## Exercise goal:
Where an image occurs, skip it and print the rest of the records verbatim.

══════════

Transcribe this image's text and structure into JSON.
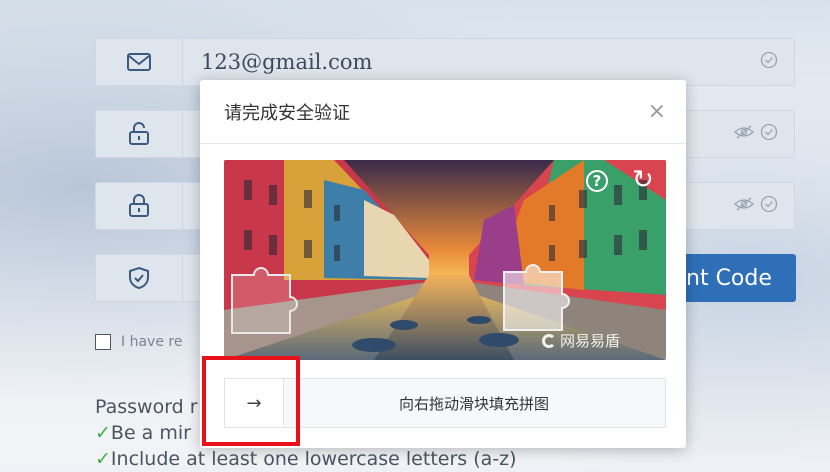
{
  "form": {
    "email_value": "123@gmail.com",
    "password_mask": "•",
    "confirm_mask": "•",
    "code_placeholder": "|",
    "send_code_label": "nt Code",
    "agree_text": "I have re",
    "password_rules_title": "Password r",
    "rule_1": "Be a mir",
    "rule_2": "Include at least one lowercase letters (a-z)",
    "rule_check": "✓"
  },
  "captcha": {
    "title": "请完成安全验证",
    "close_glyph": "×",
    "help_glyph": "?",
    "refresh_glyph": "↻",
    "brand": "网易易盾",
    "slider_arrow": "→",
    "slider_hint": "向右拖动滑块填充拼图"
  }
}
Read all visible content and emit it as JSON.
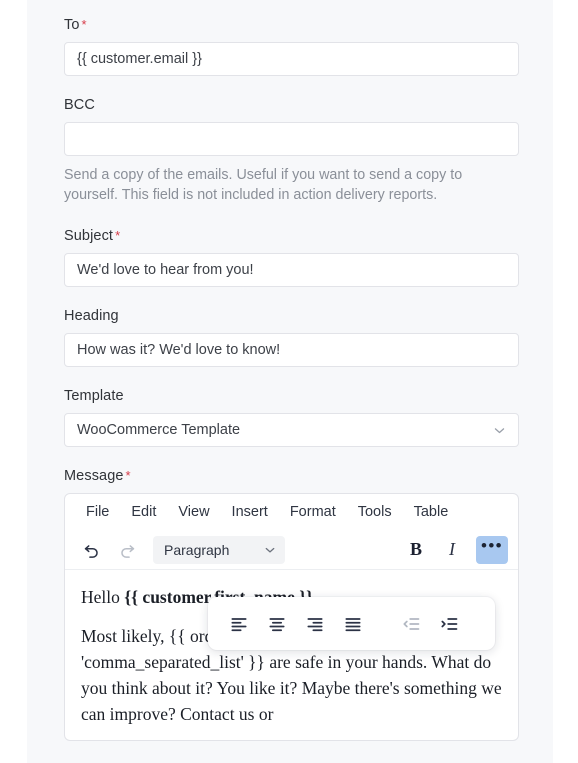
{
  "fields": {
    "to": {
      "label": "To",
      "required": "*",
      "value": "{{ customer.email }}"
    },
    "bcc": {
      "label": "BCC",
      "value": "",
      "help": "Send a copy of the emails. Useful if you want to send a copy to yourself. This field is not included in action delivery reports."
    },
    "subject": {
      "label": "Subject",
      "required": "*",
      "value": "We'd love to hear from you!"
    },
    "heading": {
      "label": "Heading",
      "value": "How was it? We'd love to know!"
    },
    "template": {
      "label": "Template",
      "value": "WooCommerce Template"
    },
    "message": {
      "label": "Message",
      "required": "*"
    }
  },
  "editor": {
    "menubar": [
      {
        "label": "File"
      },
      {
        "label": "Edit"
      },
      {
        "label": "View"
      },
      {
        "label": "Insert"
      },
      {
        "label": "Format"
      },
      {
        "label": "Tools"
      },
      {
        "label": "Table"
      }
    ],
    "toolbar": {
      "undo": "undo-icon",
      "redo": "redo-icon",
      "format_block": "Paragraph",
      "bold": "B",
      "italic": "I",
      "more": "•••"
    },
    "overflow_popup": {
      "items": [
        {
          "name": "align-left-icon",
          "enabled": true
        },
        {
          "name": "align-center-icon",
          "enabled": true
        },
        {
          "name": "align-right-icon",
          "enabled": true
        },
        {
          "name": "align-justify-icon",
          "enabled": true
        },
        {
          "name": "outdent-icon",
          "enabled": false
        },
        {
          "name": "indent-icon",
          "enabled": true
        }
      ]
    },
    "content": {
      "greeting_plain": "Hello ",
      "greeting_bold": "{{ customer.first_name }}",
      "paragraph": "Most likely, {{ order.products_ordered | template: 'comma_separated_list' }} are safe in your hands. What do you think about it? You like it? Maybe there's something we can improve? Contact us or"
    }
  },
  "colors": {
    "panel_bg": "#f7f8fa",
    "input_border": "#e2e3e8",
    "required_red": "#d63a47",
    "help_text": "#8a8f98",
    "more_button_bg": "#a8c8f0"
  }
}
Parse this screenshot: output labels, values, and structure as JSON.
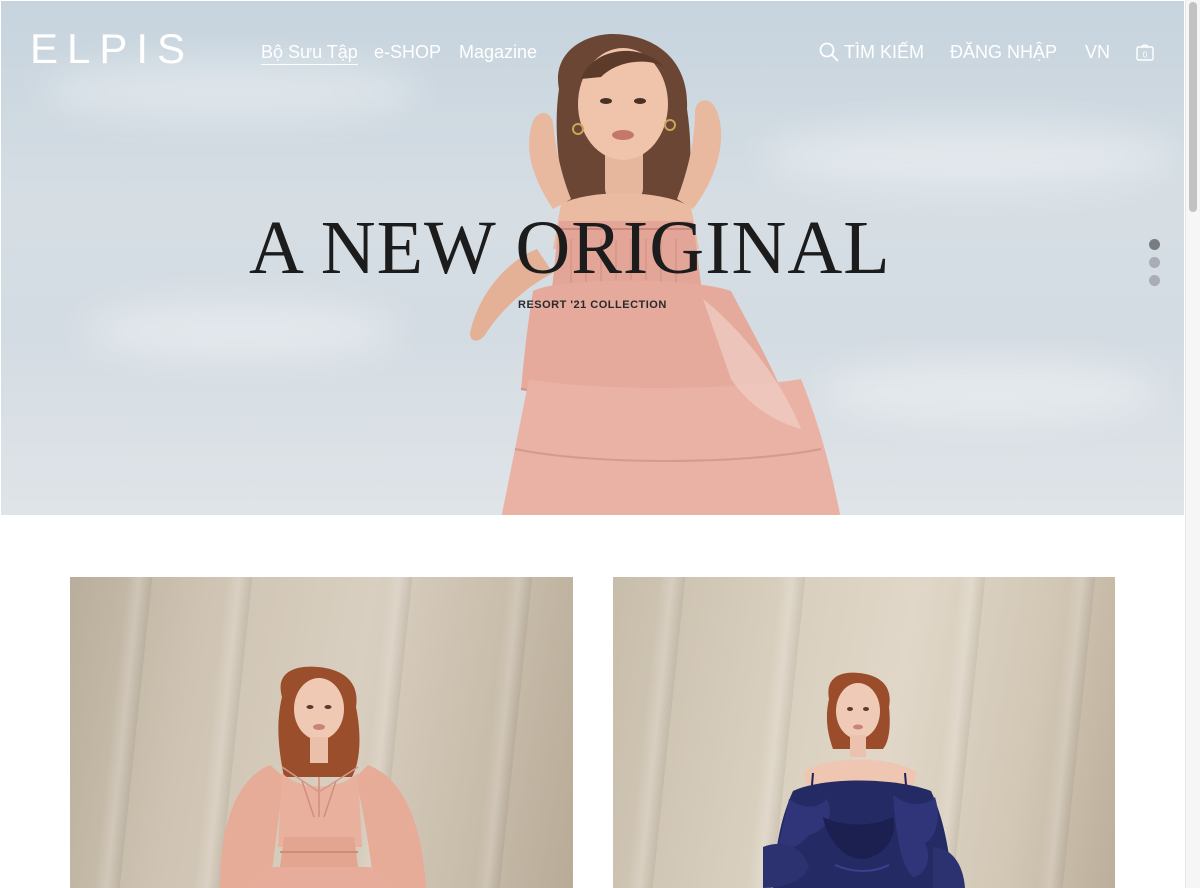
{
  "brand": {
    "logo_text": "ELPIS"
  },
  "nav": {
    "links": [
      {
        "label": "Bộ Sưu Tập",
        "active": true
      },
      {
        "label": "e-SHOP",
        "active": false
      },
      {
        "label": "Magazine",
        "active": false
      }
    ],
    "search_label": "TÌM KIẾM",
    "login_label": "ĐĂNG NHẬP",
    "language_label": "VN",
    "cart_count": "0"
  },
  "hero": {
    "title": "A NEW ORIGINAL",
    "subtitle": "RESORT '21 COLLECTION",
    "slides": [
      {
        "index": 1,
        "active": true
      },
      {
        "index": 2,
        "active": false
      },
      {
        "index": 3,
        "active": false
      }
    ]
  },
  "collection": {
    "cards": [
      {
        "name": "look-pink-dress",
        "dress_color": "#e6ac98"
      },
      {
        "name": "look-navy-ruffle",
        "dress_color": "#242a63"
      }
    ]
  },
  "colors": {
    "nav_text": "#ffffff",
    "hero_title": "#1c1c1c",
    "dot_active": "#777d82",
    "dot_inactive": "#a8aeb3"
  },
  "icons": {
    "search": "search-icon",
    "cart": "shopping-bag-icon"
  }
}
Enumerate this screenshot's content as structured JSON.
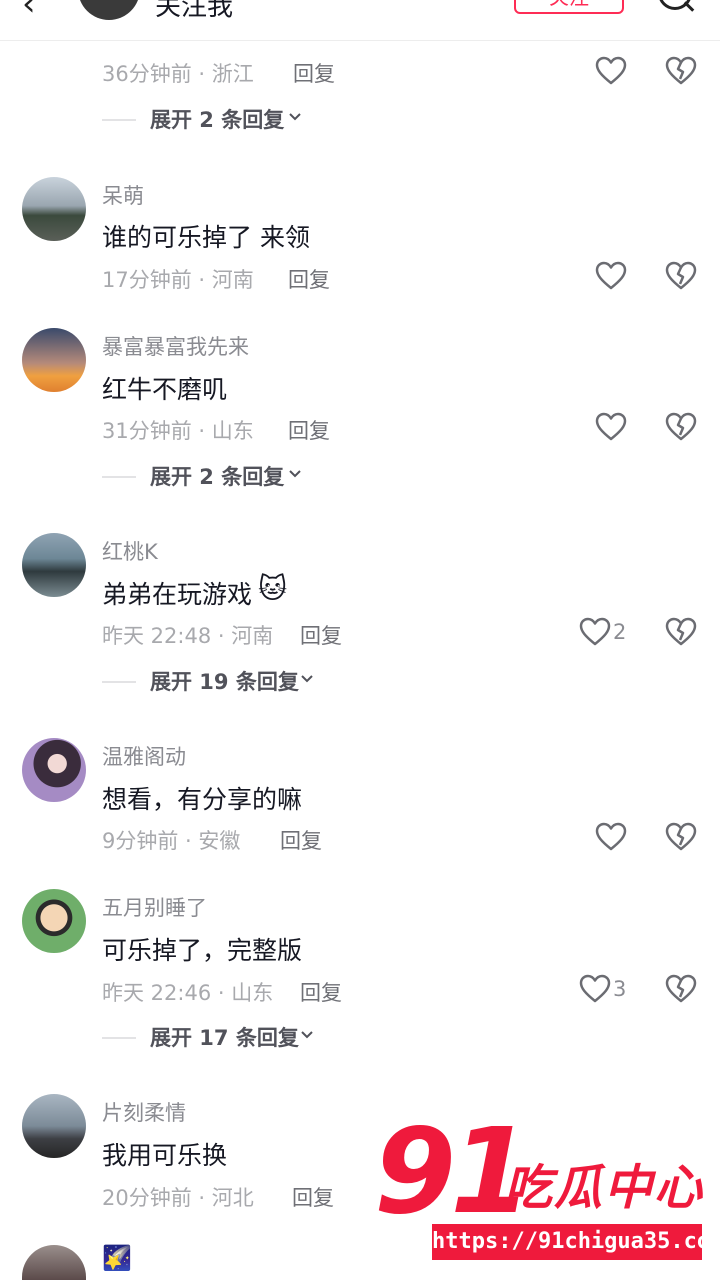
{
  "header": {
    "back_glyph": "‹",
    "name": "关注我",
    "follow_label": "关注"
  },
  "top_partial": {
    "time_location": "36分钟前 · 浙江",
    "reply": "回复",
    "expand": "展开 2 条回复"
  },
  "comments": [
    {
      "username": "呆萌",
      "text": "谁的可乐掉了 来领",
      "time_location": "17分钟前 · 河南",
      "reply": "回复",
      "likes": ""
    },
    {
      "username": "暴富暴富我先来",
      "text": "红牛不磨叽",
      "time_location": "31分钟前 · 山东",
      "reply": "回复",
      "likes": "",
      "expand": "展开 2 条回复"
    },
    {
      "username": "红桃K",
      "text": "弟弟在玩游戏",
      "emoji": "🐱",
      "time_location": "昨天 22:48 · 河南",
      "reply": "回复",
      "likes": "2",
      "expand": "展开 19 条回复"
    },
    {
      "username": "温雅阁动",
      "text": "想看，有分享的嘛",
      "time_location": "9分钟前 · 安徽",
      "reply": "回复",
      "likes": ""
    },
    {
      "username": "五月别睡了",
      "text": "可乐掉了，完整版",
      "time_location": "昨天 22:46 · 山东",
      "reply": "回复",
      "likes": "3",
      "expand": "展开 17 条回复"
    },
    {
      "username": "片刻柔情",
      "text": "我用可乐换",
      "time_location": "20分钟前 · 河北",
      "reply": "回复",
      "likes": ""
    }
  ],
  "last_partial": {
    "username_emoji": "🌠"
  },
  "watermark": {
    "logo_number": "91",
    "logo_text": "吃瓜中心",
    "url": "https://91chigua35.com"
  },
  "colors": {
    "accent": "#fe2c55",
    "watermark": "#ef1a3c"
  }
}
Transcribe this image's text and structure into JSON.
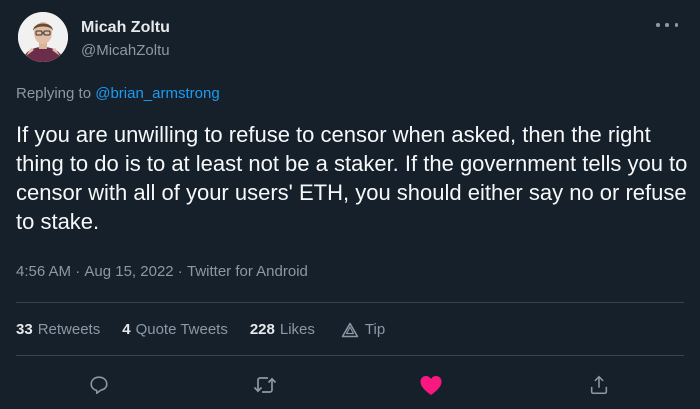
{
  "author": {
    "name": "Micah Zoltu",
    "handle": "@MicahZoltu"
  },
  "reply": {
    "prefix": "Replying to ",
    "to": "@brian_armstrong"
  },
  "tweet": {
    "text": "If you are unwilling to refuse to censor when asked, then the right thing to do is to at least not be a staker.  If the government tells you to censor with all of your users' ETH, you should either say no or refuse to stake."
  },
  "meta": {
    "time": "4:56 AM",
    "sep1": " · ",
    "date": "Aug 15, 2022",
    "sep2": " · ",
    "source": "Twitter for Android"
  },
  "stats": {
    "retweets_count": "33",
    "retweets_label": "Retweets",
    "quotes_count": "4",
    "quotes_label": "Quote Tweets",
    "likes_count": "228",
    "likes_label": "Likes",
    "tip_label": "Tip"
  },
  "colors": {
    "background": "#15202b",
    "text": "#e7e9ea",
    "secondary": "#8b98a5",
    "link": "#1d9bf0",
    "like": "#f91880",
    "divider": "#38444d"
  },
  "icons": {
    "more": "more-dots-icon",
    "reply": "reply-icon",
    "retweet": "retweet-icon",
    "like": "heart-filled-icon",
    "share": "share-icon",
    "tip": "tip-icon"
  }
}
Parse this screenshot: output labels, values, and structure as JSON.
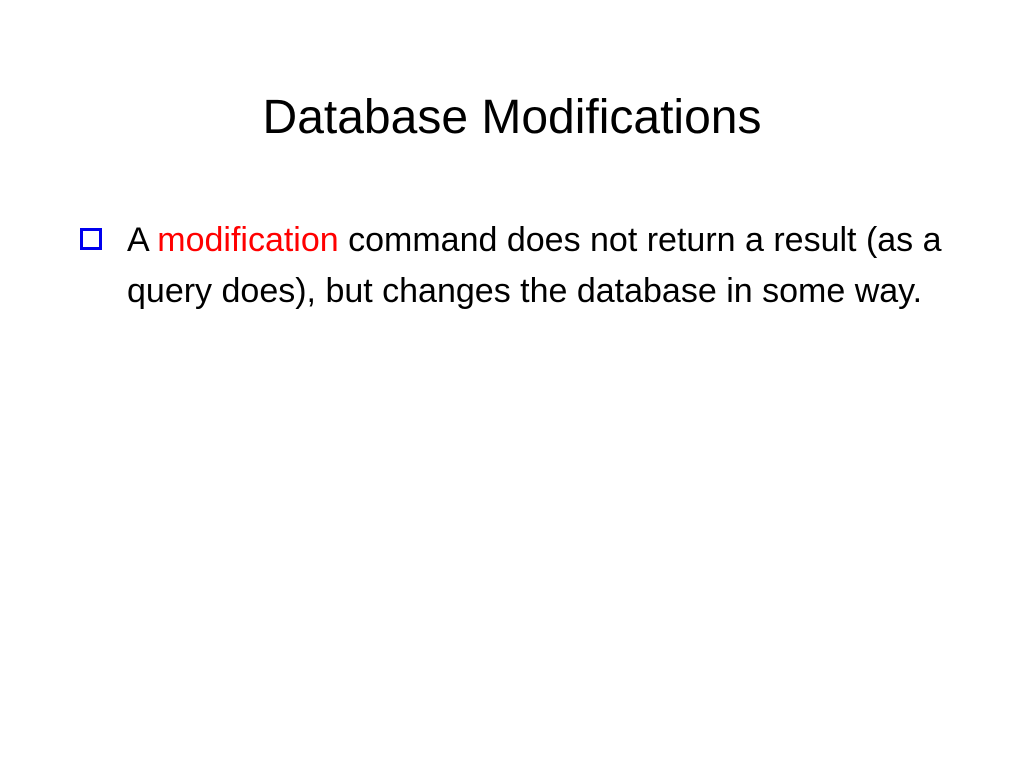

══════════

## Response to the exercise:
Transcribe this image's text and structure into JSON.
{
  "form": {
    "email_value": "123@gmail.com",
    "password_mask": "•",
    "confirm_mask": "•",
    "code_placeholder": "|",
    "send_code_label": "nt Code",
    "agree_text": "I have re",
    "password_rules_title": "Password r",
    "rule_1": "Be a mir",
    "rule_2": "Include at least one lowercase letters (a-z)",
    "rule_check": "✓"
  },
  "captcha": {
    "title": "请完成安全验证",
    "close_glyph": "×",
    "help_glyph": "?",
    "refresh_glyph": "↻",
    "brand": "网易易盾",
    "slider_arrow": "→",
    "slider_hint": "向右拖动滑块填充拼图"
  }
}
Read all visible content and emit it as JSON.
{
  "fields": {
    "to": {
      "label": "To",
      "required": "*",
      "value": "{{ customer.email }}"
    },
    "bcc": {
      "label": "BCC",
      "value": "",
      "help": "Send a copy of the emails. Useful if you want to send a copy to yourself. This field is not included in action delivery reports."
    },
    "subject": {
      "label": "Subject",
      "required": "*",
      "value": "We'd love to hear from you!"
    },
    "heading": {
      "label": "Heading",
      "value": "How was it? We'd love to know!"
    },
    "template": {
      "label": "Template",
      "value": "WooCommerce Template"
    },
    "message": {
      "label": "Message",
      "required": "*"
    }
  },
  "editor": {
    "menubar": [
      {
        "label": "File"
      },
      {
        "label": "Edit"
      },
      {
        "label": "View"
      },
      {
        "label": "Insert"
      },
      {
        "label": "Format"
      },
      {
        "label": "Tools"
      },
      {
        "label": "Table"
      }
    ],
    "toolbar": {
      "undo": "undo-icon",
      "redo": "redo-icon",
      "format_block": "Paragraph",
      "bold": "B",
      "italic": "I",
      "more": "•••"
    },
    "overflow_popup": {
      "items": [
        {
          "name": "align-left-icon",
          "enabled": true
        },
        {
          "name": "align-center-icon",
          "enabled": true
        },
        {
          "name": "align-right-icon",
          "enabled": true
        },
        {
          "name": "align-justify-icon",
          "enabled": true
        },
        {
          "name": "outdent-icon",
          "enabled": false
        },
        {
          "name": "indent-icon",
          "enabled": true
        }
      ]
    },
    "content": {
      "greeting_plain": "Hello ",
      "greeting_bold": "{{ customer.first_name }}",
      "paragraph": "Most likely, {{ order.products_ordered | template: 'comma_separated_list' }} are safe in your hands. What do you think about it? You like it? Maybe there's something we can improve? Contact us or"
    }
  },
  "colors": {
    "panel_bg": "#f7f8fa",
    "input_border": "#e2e3e8",
    "required_red": "#d63a47",
    "help_text": "#8a8f98",
    "more_button_bg": "#a8c8f0"
  }
}
Parse this screenshot: output labels, values, and structure as JSON.
{
  "brand": {
    "logo_text": "ELPIS"
  },
  "nav": {
    "links": [
      {
        "label": "Bộ Sưu Tập",
        "active": true
      },
      {
        "label": "e-SHOP",
        "active": false
      },
      {
        "label": "Magazine",
        "active": false
      }
    ],
    "search_label": "TÌM KIẾM",
    "login_label": "ĐĂNG NHẬP",
    "language_label": "VN",
    "cart_count": "0"
  },
  "hero": {
    "title": "A NEW ORIGINAL",
    "subtitle": "RESORT '21 COLLECTION",
    "slides": [
      {
        "index": 1,
        "active": true
      },
      {
        "index": 2,
        "active": false
      },
      {
        "index": 3,
        "active": false
      }
    ]
  },
  "collection": {
    "cards": [
      {
        "name": "look-pink-dress",
        "dress_color": "#e6ac98"
      },
      {
        "name": "look-navy-ruffle",
        "dress_color": "#242a63"
      }
    ]
  },
  "colors": {
    "nav_text": "#ffffff",
    "hero_title": "#1c1c1c",
    "dot_active": "#777d82",
    "dot_inactive": "#a8aeb3"
  },
  "icons": {
    "search": "search-icon",
    "cart": "shopping-bag-icon"
  }
}
Enumerate this screenshot's content as structured JSON.
{
  "header": {
    "back_glyph": "‹",
    "name": "关注我",
    "follow_label": "关注"
  },
  "top_partial": {
    "time_location": "36分钟前 · 浙江",
    "reply": "回复",
    "expand": "展开 2 条回复"
  },
  "comments": [
    {
      "username": "呆萌",
      "text": "谁的可乐掉了 来领",
      "time_location": "17分钟前 · 河南",
      "reply": "回复",
      "likes": ""
    },
    {
      "username": "暴富暴富我先来",
      "text": "红牛不磨叽",
      "time_location": "31分钟前 · 山东",
      "reply": "回复",
      "likes": "",
      "expand": "展开 2 条回复"
    },
    {
      "username": "红桃K",
      "text": "弟弟在玩游戏",
      "emoji": "🐱",
      "time_location": "昨天 22:48 · 河南",
      "reply": "回复",
      "likes": "2",
      "expand": "展开 19 条回复"
    },
    {
      "username": "温雅阁动",
      "text": "想看，有分享的嘛",
      "time_location": "9分钟前 · 安徽",
      "reply": "回复",
      "likes": ""
    },
    {
      "username": "五月别睡了",
      "text": "可乐掉了，完整版",
      "time_location": "昨天 22:46 · 山东",
      "reply": "回复",
      "likes": "3",
      "expand": "展开 17 条回复"
    },
    {
      "username": "片刻柔情",
      "text": "我用可乐换",
      "time_location": "20分钟前 · 河北",
      "reply": "回复",
      "likes": ""
    }
  ],
  "last_partial": {
    "username_emoji": "🌠"
  },
  "watermark": {
    "logo_number": "91",
    "logo_text": "吃瓜中心",
    "url": "https://91chigua35.com"
  },
  "colors": {
    "accent": "#fe2c55",
    "watermark": "#ef1a3c"
  }
}
Transcribe this image's text and structure into JSON.
{
  "author": {
    "name": "Micah Zoltu",
    "handle": "@MicahZoltu"
  },
  "reply": {
    "prefix": "Replying to ",
    "to": "@brian_armstrong"
  },
  "tweet": {
    "text": "If you are unwilling to refuse to censor when asked, then the right thing to do is to at least not be a staker.  If the government tells you to censor with all of your users' ETH, you should either say no or refuse to stake."
  },
  "meta": {
    "time": "4:56 AM",
    "sep1": " · ",
    "date": "Aug 15, 2022",
    "sep2": " · ",
    "source": "Twitter for Android"
  },
  "stats": {
    "retweets_count": "33",
    "retweets_label": "Retweets",
    "quotes_count": "4",
    "quotes_label": "Quote Tweets",
    "likes_count": "228",
    "likes_label": "Likes",
    "tip_label": "Tip"
  },
  "colors": {
    "background": "#15202b",
    "text": "#e7e9ea",
    "secondary": "#8b98a5",
    "link": "#1d9bf0",
    "like": "#f91880",
    "divider": "#38444d"
  },
  "icons": {
    "more": "more-dots-icon",
    "reply": "reply-icon",
    "retweet": "retweet-icon",
    "like": "heart-filled-icon",
    "share": "share-icon",
    "tip": "tip-icon"
  }
}
Parse this screenshot: output labels, values, and structure as JSON.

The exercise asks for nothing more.